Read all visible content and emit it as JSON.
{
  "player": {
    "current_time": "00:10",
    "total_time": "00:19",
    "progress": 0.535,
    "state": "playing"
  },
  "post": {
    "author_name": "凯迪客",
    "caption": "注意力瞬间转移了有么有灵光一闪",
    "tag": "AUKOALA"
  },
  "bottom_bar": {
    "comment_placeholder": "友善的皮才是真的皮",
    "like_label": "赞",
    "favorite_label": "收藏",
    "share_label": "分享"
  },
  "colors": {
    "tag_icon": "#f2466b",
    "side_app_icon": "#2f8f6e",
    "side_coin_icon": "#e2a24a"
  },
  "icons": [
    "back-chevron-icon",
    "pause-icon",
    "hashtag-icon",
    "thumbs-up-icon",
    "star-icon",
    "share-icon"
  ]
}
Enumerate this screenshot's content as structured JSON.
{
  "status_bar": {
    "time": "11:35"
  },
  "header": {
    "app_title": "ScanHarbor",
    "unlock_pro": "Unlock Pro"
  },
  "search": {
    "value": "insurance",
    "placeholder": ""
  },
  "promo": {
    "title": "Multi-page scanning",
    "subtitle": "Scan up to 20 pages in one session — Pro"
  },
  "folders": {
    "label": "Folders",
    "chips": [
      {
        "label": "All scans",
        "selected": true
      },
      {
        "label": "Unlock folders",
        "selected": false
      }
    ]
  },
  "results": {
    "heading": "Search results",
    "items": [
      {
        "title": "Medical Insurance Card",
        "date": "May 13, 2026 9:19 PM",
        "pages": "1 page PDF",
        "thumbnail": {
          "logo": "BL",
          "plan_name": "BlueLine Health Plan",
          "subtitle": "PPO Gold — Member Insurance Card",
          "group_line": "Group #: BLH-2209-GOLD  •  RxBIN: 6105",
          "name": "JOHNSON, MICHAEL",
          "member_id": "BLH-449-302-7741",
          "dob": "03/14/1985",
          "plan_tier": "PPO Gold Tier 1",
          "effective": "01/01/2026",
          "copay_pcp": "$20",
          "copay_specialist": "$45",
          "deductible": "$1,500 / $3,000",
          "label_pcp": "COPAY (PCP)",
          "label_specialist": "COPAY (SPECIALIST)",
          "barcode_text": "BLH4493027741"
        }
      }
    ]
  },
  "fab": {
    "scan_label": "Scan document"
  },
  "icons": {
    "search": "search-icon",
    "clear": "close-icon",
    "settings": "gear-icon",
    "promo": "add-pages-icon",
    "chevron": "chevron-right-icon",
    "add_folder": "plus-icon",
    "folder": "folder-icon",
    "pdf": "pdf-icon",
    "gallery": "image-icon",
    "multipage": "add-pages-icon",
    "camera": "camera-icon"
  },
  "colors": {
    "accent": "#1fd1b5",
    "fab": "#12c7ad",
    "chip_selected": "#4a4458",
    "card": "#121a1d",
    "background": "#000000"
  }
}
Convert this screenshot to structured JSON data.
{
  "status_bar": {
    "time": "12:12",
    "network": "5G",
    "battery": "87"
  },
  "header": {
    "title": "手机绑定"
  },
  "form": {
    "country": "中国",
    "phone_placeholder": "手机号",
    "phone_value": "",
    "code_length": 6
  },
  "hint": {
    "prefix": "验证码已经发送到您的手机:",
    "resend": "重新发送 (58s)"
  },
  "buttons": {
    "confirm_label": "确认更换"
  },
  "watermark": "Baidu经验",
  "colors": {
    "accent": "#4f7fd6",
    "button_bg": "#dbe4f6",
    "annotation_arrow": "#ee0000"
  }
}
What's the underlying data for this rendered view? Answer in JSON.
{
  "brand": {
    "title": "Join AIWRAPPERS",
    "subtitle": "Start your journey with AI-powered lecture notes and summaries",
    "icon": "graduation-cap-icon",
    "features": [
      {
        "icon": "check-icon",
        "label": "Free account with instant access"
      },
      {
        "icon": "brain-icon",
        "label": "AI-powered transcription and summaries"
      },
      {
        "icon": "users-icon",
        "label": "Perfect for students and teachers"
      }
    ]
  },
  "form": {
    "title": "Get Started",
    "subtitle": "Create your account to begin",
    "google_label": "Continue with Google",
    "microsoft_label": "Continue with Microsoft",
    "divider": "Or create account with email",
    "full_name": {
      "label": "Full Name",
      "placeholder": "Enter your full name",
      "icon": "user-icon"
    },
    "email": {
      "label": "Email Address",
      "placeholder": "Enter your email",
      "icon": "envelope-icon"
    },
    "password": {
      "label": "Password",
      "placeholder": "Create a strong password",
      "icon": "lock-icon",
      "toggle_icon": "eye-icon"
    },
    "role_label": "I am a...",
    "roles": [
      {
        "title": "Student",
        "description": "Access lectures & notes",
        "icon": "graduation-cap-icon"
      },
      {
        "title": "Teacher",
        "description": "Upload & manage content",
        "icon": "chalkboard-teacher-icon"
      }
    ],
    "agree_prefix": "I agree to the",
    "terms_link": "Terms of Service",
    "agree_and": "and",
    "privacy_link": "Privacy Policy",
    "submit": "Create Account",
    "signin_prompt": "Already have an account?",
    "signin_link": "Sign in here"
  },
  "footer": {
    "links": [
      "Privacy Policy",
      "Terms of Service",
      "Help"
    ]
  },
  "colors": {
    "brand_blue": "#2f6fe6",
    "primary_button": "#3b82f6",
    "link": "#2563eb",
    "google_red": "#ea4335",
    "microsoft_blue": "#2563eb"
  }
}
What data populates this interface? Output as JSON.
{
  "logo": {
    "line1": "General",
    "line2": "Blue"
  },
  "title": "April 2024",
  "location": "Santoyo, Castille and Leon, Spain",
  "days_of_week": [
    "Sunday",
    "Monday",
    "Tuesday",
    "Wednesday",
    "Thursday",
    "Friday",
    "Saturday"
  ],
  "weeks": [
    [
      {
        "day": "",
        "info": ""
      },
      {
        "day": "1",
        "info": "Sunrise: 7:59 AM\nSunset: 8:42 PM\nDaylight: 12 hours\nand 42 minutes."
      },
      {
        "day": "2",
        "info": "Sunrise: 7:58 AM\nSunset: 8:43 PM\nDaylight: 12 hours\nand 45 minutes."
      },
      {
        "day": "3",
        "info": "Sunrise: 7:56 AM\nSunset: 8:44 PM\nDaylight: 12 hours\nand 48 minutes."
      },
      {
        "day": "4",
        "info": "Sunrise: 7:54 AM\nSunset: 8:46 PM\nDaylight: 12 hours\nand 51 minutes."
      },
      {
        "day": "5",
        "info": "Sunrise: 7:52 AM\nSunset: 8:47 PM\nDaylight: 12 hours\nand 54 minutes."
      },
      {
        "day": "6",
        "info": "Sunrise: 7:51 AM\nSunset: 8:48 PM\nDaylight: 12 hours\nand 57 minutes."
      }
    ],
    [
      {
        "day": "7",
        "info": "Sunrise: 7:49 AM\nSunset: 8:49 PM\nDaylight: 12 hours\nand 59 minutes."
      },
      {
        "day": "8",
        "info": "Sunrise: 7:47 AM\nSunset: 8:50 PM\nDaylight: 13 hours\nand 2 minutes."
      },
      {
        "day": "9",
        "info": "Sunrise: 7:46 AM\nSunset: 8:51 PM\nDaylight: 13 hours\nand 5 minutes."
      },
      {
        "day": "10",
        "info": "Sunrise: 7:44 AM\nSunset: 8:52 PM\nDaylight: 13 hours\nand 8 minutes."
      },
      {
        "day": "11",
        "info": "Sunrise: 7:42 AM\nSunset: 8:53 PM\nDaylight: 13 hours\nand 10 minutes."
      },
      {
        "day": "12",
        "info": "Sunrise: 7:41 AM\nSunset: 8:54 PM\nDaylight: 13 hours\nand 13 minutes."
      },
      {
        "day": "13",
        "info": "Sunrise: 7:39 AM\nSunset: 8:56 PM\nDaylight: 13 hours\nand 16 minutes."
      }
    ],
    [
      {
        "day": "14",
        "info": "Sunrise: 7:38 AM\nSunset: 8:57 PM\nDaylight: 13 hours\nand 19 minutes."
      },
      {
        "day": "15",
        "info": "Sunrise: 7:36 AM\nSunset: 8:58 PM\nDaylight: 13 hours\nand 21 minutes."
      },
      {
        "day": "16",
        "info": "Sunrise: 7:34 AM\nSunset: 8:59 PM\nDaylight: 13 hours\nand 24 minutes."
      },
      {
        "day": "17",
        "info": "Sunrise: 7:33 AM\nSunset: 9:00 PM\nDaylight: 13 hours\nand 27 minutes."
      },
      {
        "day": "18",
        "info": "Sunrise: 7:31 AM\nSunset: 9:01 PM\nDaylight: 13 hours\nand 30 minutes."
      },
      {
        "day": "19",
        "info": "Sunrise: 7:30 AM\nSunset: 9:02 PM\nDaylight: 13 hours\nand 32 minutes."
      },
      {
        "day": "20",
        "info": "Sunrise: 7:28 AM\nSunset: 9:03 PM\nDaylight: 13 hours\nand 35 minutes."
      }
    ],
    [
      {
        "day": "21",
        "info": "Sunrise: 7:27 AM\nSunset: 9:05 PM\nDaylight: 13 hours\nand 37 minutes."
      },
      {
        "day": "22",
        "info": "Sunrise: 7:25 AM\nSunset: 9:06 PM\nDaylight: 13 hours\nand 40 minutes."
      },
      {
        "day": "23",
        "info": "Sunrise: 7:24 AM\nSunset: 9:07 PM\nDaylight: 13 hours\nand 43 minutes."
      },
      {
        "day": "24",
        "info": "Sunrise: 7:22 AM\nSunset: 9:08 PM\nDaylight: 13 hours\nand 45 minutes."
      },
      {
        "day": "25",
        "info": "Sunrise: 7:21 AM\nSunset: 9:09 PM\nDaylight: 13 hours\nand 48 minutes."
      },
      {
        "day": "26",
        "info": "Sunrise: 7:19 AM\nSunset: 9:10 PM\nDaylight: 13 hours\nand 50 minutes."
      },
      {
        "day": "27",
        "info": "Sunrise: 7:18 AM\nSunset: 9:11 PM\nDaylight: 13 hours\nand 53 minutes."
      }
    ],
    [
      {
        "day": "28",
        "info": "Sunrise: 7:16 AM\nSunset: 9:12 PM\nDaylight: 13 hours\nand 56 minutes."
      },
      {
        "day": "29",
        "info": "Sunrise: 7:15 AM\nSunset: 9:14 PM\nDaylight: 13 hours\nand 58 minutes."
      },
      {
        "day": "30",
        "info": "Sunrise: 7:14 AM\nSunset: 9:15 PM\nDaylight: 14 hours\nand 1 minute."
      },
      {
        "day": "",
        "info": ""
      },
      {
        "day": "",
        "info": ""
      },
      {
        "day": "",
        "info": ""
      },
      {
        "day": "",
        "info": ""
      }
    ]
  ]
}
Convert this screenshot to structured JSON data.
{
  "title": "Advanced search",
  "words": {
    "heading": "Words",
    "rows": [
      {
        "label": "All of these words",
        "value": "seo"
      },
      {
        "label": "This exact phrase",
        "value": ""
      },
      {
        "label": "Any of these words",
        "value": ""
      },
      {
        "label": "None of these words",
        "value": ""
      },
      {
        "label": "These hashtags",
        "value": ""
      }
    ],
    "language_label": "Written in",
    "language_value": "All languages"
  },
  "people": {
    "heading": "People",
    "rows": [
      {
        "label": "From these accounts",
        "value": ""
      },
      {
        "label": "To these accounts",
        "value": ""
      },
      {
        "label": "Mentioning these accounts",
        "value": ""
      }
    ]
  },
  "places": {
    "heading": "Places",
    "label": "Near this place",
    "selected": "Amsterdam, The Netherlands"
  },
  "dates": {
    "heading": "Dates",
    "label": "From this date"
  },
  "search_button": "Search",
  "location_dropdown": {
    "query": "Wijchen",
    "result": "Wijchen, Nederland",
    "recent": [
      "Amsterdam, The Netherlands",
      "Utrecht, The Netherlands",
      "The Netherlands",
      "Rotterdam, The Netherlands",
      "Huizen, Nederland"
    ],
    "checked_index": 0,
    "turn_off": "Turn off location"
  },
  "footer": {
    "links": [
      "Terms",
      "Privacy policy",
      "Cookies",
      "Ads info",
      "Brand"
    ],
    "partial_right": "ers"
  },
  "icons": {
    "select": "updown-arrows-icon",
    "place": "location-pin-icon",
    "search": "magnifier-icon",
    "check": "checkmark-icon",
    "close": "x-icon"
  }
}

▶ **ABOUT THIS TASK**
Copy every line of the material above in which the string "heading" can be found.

▶ **TASK ANSWER**
    "heading": "Search results",
    "heading": "Words",
    "heading": "People",
    "heading": "Places",
    "heading": "Dates",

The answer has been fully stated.